Provided entries:
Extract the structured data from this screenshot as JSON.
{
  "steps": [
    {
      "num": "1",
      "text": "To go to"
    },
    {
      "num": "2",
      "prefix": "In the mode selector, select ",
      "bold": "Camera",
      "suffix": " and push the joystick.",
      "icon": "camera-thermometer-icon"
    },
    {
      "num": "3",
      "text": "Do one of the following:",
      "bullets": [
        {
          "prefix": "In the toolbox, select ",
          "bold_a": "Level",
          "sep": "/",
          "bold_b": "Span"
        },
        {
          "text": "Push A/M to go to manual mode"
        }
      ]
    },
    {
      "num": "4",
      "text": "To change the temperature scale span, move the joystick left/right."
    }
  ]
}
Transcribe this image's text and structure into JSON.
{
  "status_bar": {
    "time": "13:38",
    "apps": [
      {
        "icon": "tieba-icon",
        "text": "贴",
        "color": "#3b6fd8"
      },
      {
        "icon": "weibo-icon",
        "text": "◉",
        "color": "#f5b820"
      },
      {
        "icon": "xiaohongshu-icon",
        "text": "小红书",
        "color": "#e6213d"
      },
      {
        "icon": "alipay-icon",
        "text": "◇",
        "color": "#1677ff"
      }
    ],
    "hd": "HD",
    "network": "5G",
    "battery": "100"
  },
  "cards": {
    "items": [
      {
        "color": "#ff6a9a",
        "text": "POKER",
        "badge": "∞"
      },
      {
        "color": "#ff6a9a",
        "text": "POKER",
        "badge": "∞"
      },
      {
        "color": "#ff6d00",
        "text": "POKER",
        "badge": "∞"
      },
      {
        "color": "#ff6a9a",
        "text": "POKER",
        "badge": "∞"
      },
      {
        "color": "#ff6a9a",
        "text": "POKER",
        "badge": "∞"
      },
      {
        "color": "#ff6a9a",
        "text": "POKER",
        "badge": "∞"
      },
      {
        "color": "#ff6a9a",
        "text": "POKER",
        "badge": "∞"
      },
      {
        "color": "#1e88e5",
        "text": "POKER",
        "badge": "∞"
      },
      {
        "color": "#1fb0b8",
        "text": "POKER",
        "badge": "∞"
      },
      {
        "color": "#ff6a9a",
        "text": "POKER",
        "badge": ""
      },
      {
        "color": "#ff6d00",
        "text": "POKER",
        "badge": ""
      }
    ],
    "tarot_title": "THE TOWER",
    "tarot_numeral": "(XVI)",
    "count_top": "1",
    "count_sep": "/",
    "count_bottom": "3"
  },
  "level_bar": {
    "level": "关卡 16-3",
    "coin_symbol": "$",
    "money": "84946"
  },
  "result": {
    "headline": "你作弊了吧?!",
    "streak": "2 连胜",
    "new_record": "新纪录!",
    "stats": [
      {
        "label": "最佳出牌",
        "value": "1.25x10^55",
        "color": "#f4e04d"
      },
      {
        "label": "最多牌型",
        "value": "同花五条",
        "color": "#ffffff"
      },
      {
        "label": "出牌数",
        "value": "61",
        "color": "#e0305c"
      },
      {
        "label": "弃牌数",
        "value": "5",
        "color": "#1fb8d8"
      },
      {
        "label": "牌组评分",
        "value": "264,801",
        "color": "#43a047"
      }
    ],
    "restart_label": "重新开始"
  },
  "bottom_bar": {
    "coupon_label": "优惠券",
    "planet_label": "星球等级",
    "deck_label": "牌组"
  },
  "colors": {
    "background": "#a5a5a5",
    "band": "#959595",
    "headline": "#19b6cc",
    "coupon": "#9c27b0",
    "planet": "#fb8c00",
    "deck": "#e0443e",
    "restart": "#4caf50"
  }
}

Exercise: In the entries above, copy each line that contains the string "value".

Task result:
        "value": "1.25x10^55",
        "value": "同花五条",
        "value": "61",
        "value": "5",
        "value": "264,801",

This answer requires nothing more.